Silver On The Tree is the last in The Dark Is Rising Sequence, a quintet of child/YA (9 onwards, maybe) books set in a Britain where the past is a more-or-less easily accessible dimension. Cornwall, Wales and the Thames Valley are riddled with signs and symbols and portals, and the spirits of Britain past, Merlin, Arthur Pendragon, and other less well-known – and darker – ones, slip through time and space with ease.
The series is based around the idea that the Dark – a force of chaos, betrayal and hatred, served by warped humans and malignant supernatural underlings, is rising, as it does every few centuries, and must be foiled by those who follow the Light. These include Merlin, or Professor Merriman Lyon, and his Circle of Old Ones who battle the Dark in different times. The youngest Old One is Will, a twelve-year-old human boy of the twentieth century who possesses powers like time-travel and communication in non-human languages, and knowledge beyond that of mortals, which sometimes causes struggles with feelings of alienation from his loving family. Barney, Simon and Jane, normal children, aid him in the quest to find the Things of Power (McGuffins such as the Grail and golden harps and swords, and various Signs, if I remember correctly from all the books in the series). The coterie are also joined by the enigmatic Bran, an albino Welsh boy with a strange and fraught heritage.

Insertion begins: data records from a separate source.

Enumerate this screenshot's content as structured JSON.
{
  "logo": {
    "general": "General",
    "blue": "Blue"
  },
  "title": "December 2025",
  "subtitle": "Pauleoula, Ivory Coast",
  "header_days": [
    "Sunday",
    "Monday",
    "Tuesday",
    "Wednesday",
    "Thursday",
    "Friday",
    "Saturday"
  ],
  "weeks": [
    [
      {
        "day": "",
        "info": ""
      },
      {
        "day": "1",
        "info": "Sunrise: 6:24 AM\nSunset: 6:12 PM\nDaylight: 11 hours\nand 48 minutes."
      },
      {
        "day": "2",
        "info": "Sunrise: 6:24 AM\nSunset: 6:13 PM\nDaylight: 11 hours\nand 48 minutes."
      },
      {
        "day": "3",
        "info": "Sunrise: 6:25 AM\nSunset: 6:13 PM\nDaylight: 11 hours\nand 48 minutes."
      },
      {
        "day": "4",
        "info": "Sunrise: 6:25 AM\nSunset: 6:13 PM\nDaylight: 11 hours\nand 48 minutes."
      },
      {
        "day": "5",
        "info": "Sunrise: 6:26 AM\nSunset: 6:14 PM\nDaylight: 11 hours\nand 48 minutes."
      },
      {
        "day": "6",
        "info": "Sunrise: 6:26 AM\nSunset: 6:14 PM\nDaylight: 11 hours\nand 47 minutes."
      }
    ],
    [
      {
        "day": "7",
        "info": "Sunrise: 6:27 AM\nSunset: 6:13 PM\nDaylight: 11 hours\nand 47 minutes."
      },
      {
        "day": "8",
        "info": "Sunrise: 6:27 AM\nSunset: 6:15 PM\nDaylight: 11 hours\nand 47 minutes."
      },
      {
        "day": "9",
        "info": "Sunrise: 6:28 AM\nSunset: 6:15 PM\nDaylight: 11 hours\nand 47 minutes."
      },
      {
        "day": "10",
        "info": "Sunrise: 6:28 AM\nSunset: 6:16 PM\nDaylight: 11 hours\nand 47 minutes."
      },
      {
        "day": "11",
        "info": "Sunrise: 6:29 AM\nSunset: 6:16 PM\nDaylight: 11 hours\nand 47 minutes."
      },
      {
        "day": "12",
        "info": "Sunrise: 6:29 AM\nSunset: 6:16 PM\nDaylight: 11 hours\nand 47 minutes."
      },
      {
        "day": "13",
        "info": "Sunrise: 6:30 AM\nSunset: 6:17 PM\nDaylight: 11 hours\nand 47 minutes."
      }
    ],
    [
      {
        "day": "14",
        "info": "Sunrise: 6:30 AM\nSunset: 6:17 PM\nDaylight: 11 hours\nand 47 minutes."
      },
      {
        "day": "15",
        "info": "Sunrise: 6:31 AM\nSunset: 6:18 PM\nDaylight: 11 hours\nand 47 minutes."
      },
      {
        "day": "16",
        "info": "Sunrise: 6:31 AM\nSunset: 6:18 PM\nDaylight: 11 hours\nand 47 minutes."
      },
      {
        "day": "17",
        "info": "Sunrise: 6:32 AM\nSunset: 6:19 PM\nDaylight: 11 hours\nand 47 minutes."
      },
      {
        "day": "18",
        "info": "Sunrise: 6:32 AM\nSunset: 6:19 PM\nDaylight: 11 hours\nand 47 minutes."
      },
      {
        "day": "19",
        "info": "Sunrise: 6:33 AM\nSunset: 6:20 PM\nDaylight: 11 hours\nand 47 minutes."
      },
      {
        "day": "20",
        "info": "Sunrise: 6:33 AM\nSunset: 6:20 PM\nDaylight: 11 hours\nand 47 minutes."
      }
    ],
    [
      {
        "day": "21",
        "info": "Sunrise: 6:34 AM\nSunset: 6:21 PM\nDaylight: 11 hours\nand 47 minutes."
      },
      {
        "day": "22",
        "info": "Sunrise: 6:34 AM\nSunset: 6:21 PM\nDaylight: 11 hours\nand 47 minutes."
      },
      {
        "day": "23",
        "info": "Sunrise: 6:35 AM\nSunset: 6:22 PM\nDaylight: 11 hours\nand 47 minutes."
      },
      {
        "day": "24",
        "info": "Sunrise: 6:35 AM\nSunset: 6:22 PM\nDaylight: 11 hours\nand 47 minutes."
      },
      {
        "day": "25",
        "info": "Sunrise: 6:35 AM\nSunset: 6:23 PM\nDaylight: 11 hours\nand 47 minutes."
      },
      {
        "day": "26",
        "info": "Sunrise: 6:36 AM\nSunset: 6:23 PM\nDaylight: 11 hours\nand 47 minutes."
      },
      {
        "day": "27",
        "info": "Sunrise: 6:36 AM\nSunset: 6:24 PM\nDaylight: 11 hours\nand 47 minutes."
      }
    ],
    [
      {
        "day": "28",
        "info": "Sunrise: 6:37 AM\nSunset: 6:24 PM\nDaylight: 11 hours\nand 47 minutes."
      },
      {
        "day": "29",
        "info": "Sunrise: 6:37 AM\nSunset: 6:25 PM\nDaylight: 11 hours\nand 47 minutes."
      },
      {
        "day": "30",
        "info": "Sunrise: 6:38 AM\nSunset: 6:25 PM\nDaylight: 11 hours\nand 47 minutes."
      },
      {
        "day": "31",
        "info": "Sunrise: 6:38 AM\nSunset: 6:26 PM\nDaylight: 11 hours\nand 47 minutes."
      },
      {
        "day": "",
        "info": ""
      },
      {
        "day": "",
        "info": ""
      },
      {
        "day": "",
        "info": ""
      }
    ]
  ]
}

Questions of identity are examined, not just that of the mysterious Bran, but those of Britain as a whole, and this I think is one of the best aspects of Silver on the Tree. First published in 1977, and perhaps alluding to the Silver Jubilee of Queen Elizabeth II in its title, the novel, I would suggest, writes against (if faintly and mostly through allegory) exclusionary discourses propagated by figures such as Enoch Powell, racist responses to immigration, and negative reactions to the presence of other cultures, since the breakup of the British Empire. Challenging ideas of “legitimacy,” “home,” “belonging,” and “native” are woven into the tapestry of Silver on the Tree, which is set in a multicultural Britain – both that inhabited by Pakistanis and Indians and other Asians and people from the West Indies and Africa, and that inhabited by Romans and Celts and Picts and Angles and Saxons.
“Only when they reached a mountain path where the land rose very steeply, and Owain motioned them to dismount and to follow him on foot, did Will look openly back – and saw smoke rising from the grey roofs they had left, and flame leaping.
Owain said, bitterly, ‘The Norman rides always on the back of the Dark, as the Saxon did, and the Dane.’
Barney said unhappily, ‘And I’m all those things mixed up, I suppose. Norman and Anglo-Saxon and Dane.’
‘In what century?’ Glyndwr said, pausing to stare ahead up the mountain.
‘The twentieth,’ Barney said.
The Welshman stopped very still for a moment. He looked at Will. Will nodded.
‘Iesu mawr,’ Glyndwr said; then he smiled. ‘If the Circle spreads that far forward, it is not so bad to find failure here, for a time. Until the last summoning of the Circle, outside all Time.’ He looked down at Barney. ‘No worry about your race, boy. Time changes the nature of them all, in the end.” (235)
While Over Sea, Under Stone, the first novel in the series, is a pretty straightforward adventure story with magical overtones (involving Barney, Simon, Jane and Rufus the dog, aided by Professor Lyon), the sequence gradually moves away from the format, invoking different mythologies as well as developing its own (that of the Old Ones), and the finale Silver on the Tree is quite trippy. There are lost cities and time-travels, and shifting landscapes, faces and powers. The quintet is at heart a rollicking set of magical and supernatural adventures, where children get to be instrumental in helping to save the world and be frightened but brave, ignorant but clever. I loved the sequence as a kid, and I enjoyed my rereading very much. It’s not perfect – its Riders (Black and White) owe something to Tolkien, and its High Magic to C.S. Lewis, character is sketched rather than drawn at times, there are occasional silly moments (from an adult perspective) but few moments of levity, and occasional gratuitous gnomic utterances, but there are battles and prophecies and quests, well-developed friendships and family relationships, and a genuine sense of menace in Cooper’s powers of showing how fragile people, especially young people, are when pitted against dark forces, as well as specks lost amid the elements beneath the vast skies of Cornwall and Wales.
Cooper, Susan. Silver On The Tree. London: Puffin, 1977. The Dark Is Rising includes, in order, Over Sea, Under Stone (1965), The Dark is Rising (1973); awarded the Newbery Honor in 1974, Greenwitch (1974), The Grey King (1975); winner of the Newbery Medal in 1976, Silver on the Tree (1977).